----- PROVIDED DATA -----
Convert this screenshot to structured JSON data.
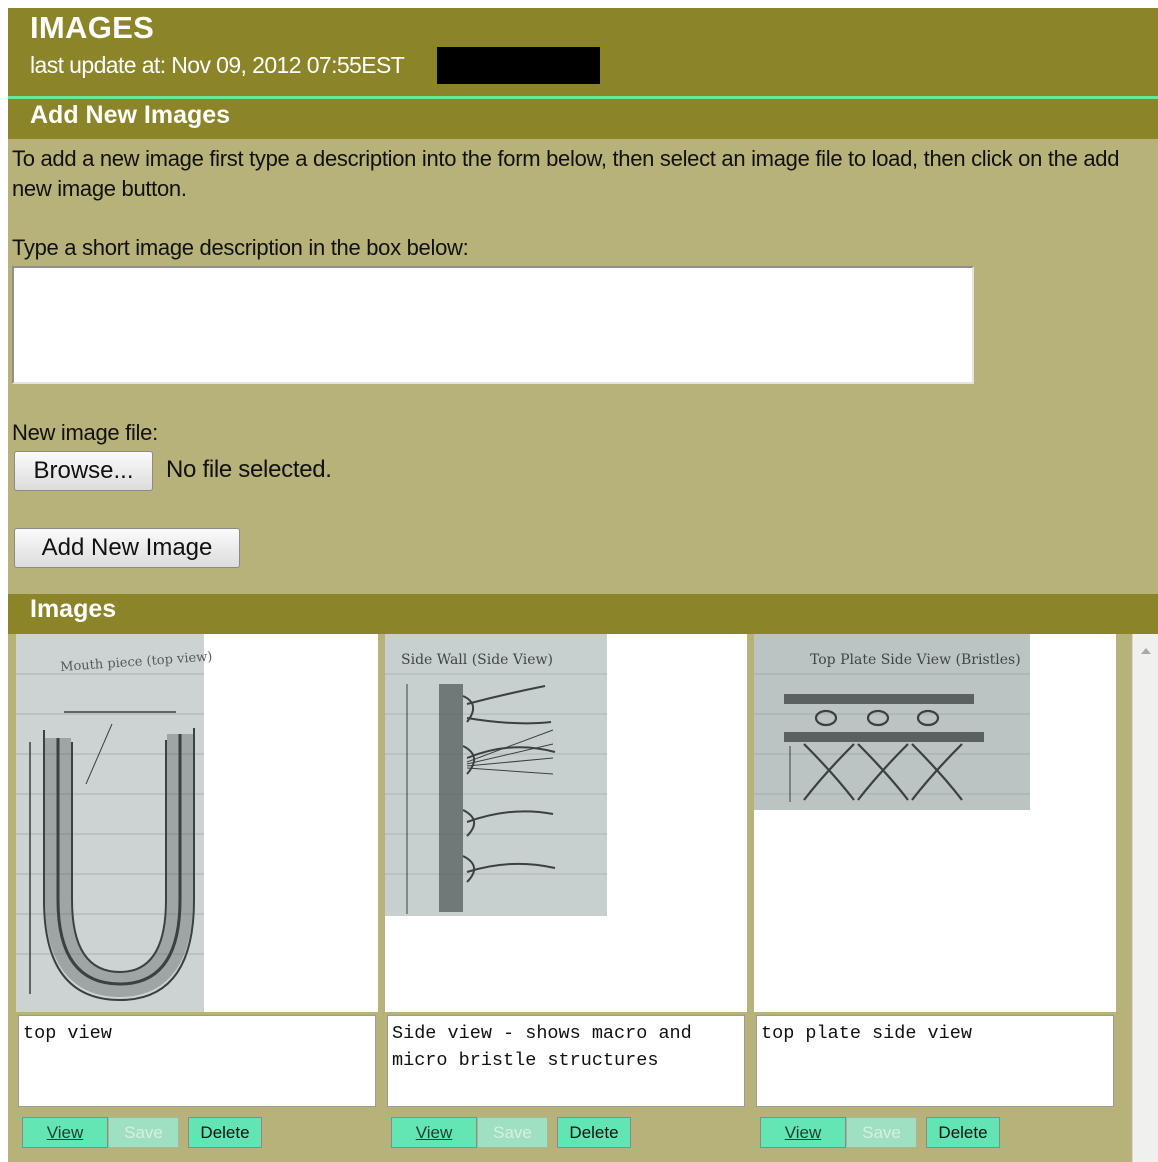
{
  "header": {
    "title": "IMAGES",
    "last_update": "last update at: Nov 09, 2012 07:55EST"
  },
  "add_section": {
    "title": "Add New Images",
    "instructions": "To add a new image first type a description into the form below, then select an image file to load, then click on the add new image button.",
    "description_label": "Type a short image description in the box below:",
    "description_value": "",
    "file_label": "New image file:",
    "browse_label": "Browse...",
    "file_status": "No file selected.",
    "add_button_label": "Add New Image"
  },
  "images_section": {
    "title": "Images",
    "items": [
      {
        "sketch_labels": [
          "Mouth piece (top view)"
        ],
        "description": "top view",
        "view_label": "View",
        "save_label": "Save",
        "delete_label": "Delete"
      },
      {
        "sketch_labels": [
          "Side Wall (Side View)"
        ],
        "description": "Side view - shows macro and micro bristle structures",
        "view_label": "View",
        "save_label": "Save",
        "delete_label": "Delete"
      },
      {
        "sketch_labels": [
          "Top Plate Side View (Bristles)"
        ],
        "description": "top plate side view",
        "view_label": "View",
        "save_label": "Save",
        "delete_label": "Delete"
      }
    ]
  },
  "colors": {
    "header_bg": "#8b8429",
    "panel_bg": "#b7b27a",
    "accent_line": "#6ee39f",
    "action_button": "#63e6b4"
  }
}
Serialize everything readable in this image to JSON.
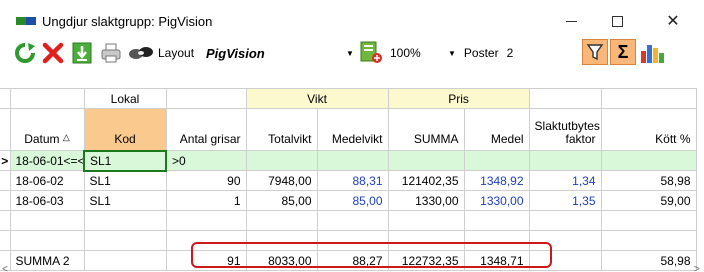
{
  "window": {
    "title": "Ungdjur slaktgrupp: PigVision"
  },
  "toolbar": {
    "layout_label": "Layout",
    "layout_value": "PigVision",
    "zoom_value": "100%",
    "poster_label": "Poster",
    "poster_value": "2"
  },
  "icons": [
    "refresh-icon",
    "delete-icon",
    "download-icon",
    "print-icon",
    "link-icon",
    "export-icon",
    "filter-icon",
    "sum-icon",
    "chart-icon"
  ],
  "grid": {
    "group_headers": {
      "lokal": "Lokal",
      "vikt": "Vikt",
      "pris": "Pris"
    },
    "columns": {
      "datum": "Datum",
      "kod": "Kod",
      "antal": "Antal grisar",
      "totalvikt": "Totalvikt",
      "medelvikt": "Medelvikt",
      "summa": "SUMMA",
      "medel": "Medel",
      "faktor_1": "Slaktutbytes",
      "faktor_2": "faktor",
      "kott": "Kött %"
    },
    "filter": {
      "indicator": ">",
      "datum": "18-06-01<=<",
      "kod": "SL1",
      "antal": ">0"
    },
    "rows": [
      {
        "datum": "18-06-02",
        "kod": "SL1",
        "antal": "90",
        "totalvikt": "7948,00",
        "medelvikt": "88,31",
        "summa": "121402,35",
        "medel": "1348,92",
        "faktor": "1,34",
        "kott": "58,98"
      },
      {
        "datum": "18-06-03",
        "kod": "SL1",
        "antal": "1",
        "totalvikt": "85,00",
        "medelvikt": "85,00",
        "summa": "1330,00",
        "medel": "1330,00",
        "faktor": "1,35",
        "kott": "59,00"
      }
    ],
    "summary": {
      "label": "SUMMA 2",
      "antal": "91",
      "totalvikt": "8033,00",
      "medelvikt": "88,27",
      "summa": "122732,35",
      "medel": "1348,71",
      "kott": "58,98"
    }
  },
  "colors": {
    "filter_row": "#d9f7d9",
    "group_yellow": "#fdf9cf",
    "kod_header": "#f9c98e",
    "highlight_box": "#d0171b",
    "value_blue": "#1f3fbf"
  }
}
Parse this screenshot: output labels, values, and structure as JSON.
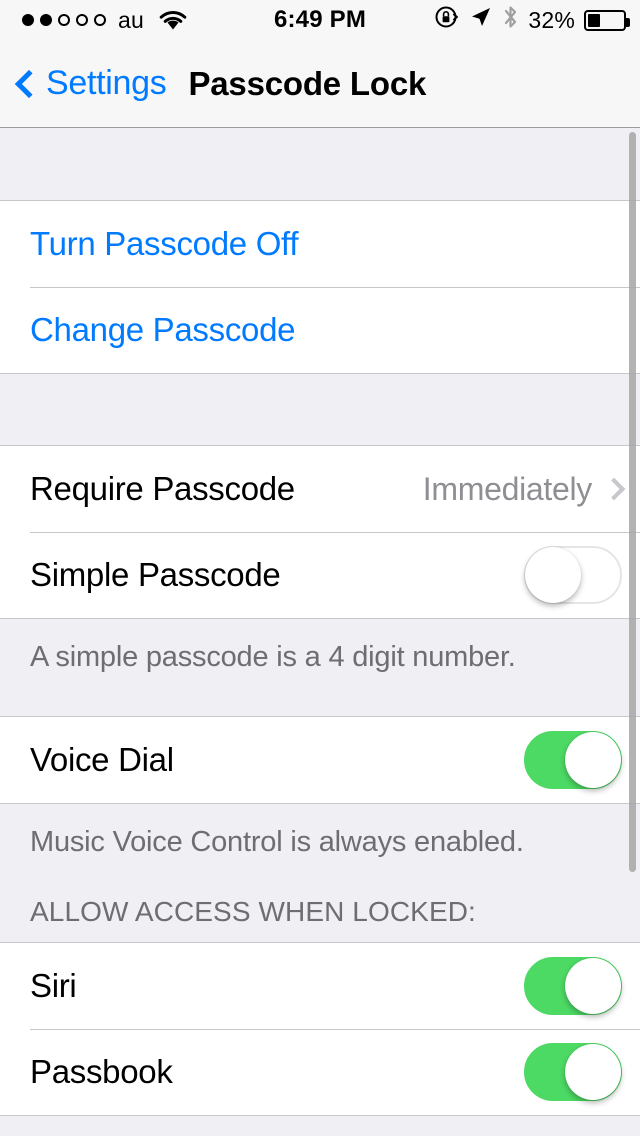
{
  "status_bar": {
    "signal_dots_filled": 2,
    "signal_dots_total": 5,
    "carrier": "au",
    "wifi_icon": "wifi-icon",
    "time": "6:49 PM",
    "rotation_lock_icon": "rotation-lock-icon",
    "location_icon": "location-arrow-icon",
    "bluetooth_icon": "bluetooth-icon",
    "battery_percent": "32%",
    "battery_level": 32
  },
  "nav_bar": {
    "back_icon": "chevron-left-icon",
    "back_label": "Settings",
    "title": "Passcode Lock"
  },
  "groups": {
    "passcode_actions": [
      {
        "label": "Turn Passcode Off"
      },
      {
        "label": "Change Passcode"
      }
    ],
    "passcode_options": {
      "require": {
        "label": "Require Passcode",
        "value": "Immediately",
        "chevron_icon": "chevron-right-icon"
      },
      "simple": {
        "label": "Simple Passcode",
        "state": "off"
      },
      "footer": "A simple passcode is a 4 digit number."
    },
    "voice": {
      "voice_dial": {
        "label": "Voice Dial",
        "state": "on"
      },
      "footer": "Music Voice Control is always enabled."
    },
    "allow_access": {
      "header": "ALLOW ACCESS WHEN LOCKED:",
      "items": [
        {
          "label": "Siri",
          "state": "on"
        },
        {
          "label": "Passbook",
          "state": "on"
        }
      ]
    }
  },
  "colors": {
    "tint_blue": "#007aff",
    "toggle_green": "#4cd964",
    "value_gray": "#8e8e93",
    "group_bg": "#efeff4",
    "separator": "#c8c7cc"
  }
}
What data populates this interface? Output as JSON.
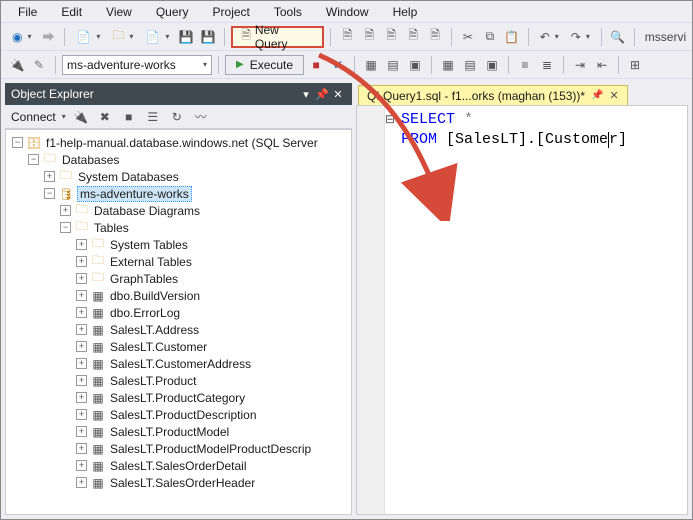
{
  "menu": {
    "items": [
      "File",
      "Edit",
      "View",
      "Query",
      "Project",
      "Tools",
      "Window",
      "Help"
    ]
  },
  "toolbar1": {
    "new_query_label": "New Query",
    "ms_service_text": "msservi"
  },
  "toolbar2": {
    "db_name": "ms-adventure-works",
    "execute_label": "Execute"
  },
  "oe": {
    "title": "Object Explorer",
    "connect_label": "Connect",
    "root": "f1-help-manual.database.windows.net (SQL Server ",
    "nodes": {
      "databases": "Databases",
      "sysdb": "System Databases",
      "advworks": "ms-adventure-works",
      "dbdiag": "Database Diagrams",
      "tables": "Tables",
      "systables": "System Tables",
      "exttables": "External Tables",
      "graphtables": "GraphTables",
      "t0": "dbo.BuildVersion",
      "t1": "dbo.ErrorLog",
      "t2": "SalesLT.Address",
      "t3": "SalesLT.Customer",
      "t4": "SalesLT.CustomerAddress",
      "t5": "SalesLT.Product",
      "t6": "SalesLT.ProductCategory",
      "t7": "SalesLT.ProductDescription",
      "t8": "SalesLT.ProductModel",
      "t9": "SalesLT.ProductModelProductDescrip",
      "t10": "SalesLT.SalesOrderDetail",
      "t11": "SalesLT.SalesOrderHeader"
    }
  },
  "editor": {
    "tab_title": "QLQuery1.sql - f1...orks (maghan (153))*",
    "code": {
      "l1_kw": "SELECT",
      "l1_rest": " *",
      "l2_kw": "FROM",
      "l2_rest_a": " [SalesLT].[Custome",
      "l2_rest_b": "r]"
    }
  }
}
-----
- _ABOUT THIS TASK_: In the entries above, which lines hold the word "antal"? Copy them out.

- _TASK OUTPUT_:
      "antal": "Antal grisar",
      "antal": ">0"
        "antal": "90",
        "antal": "1",
      "antal": "91",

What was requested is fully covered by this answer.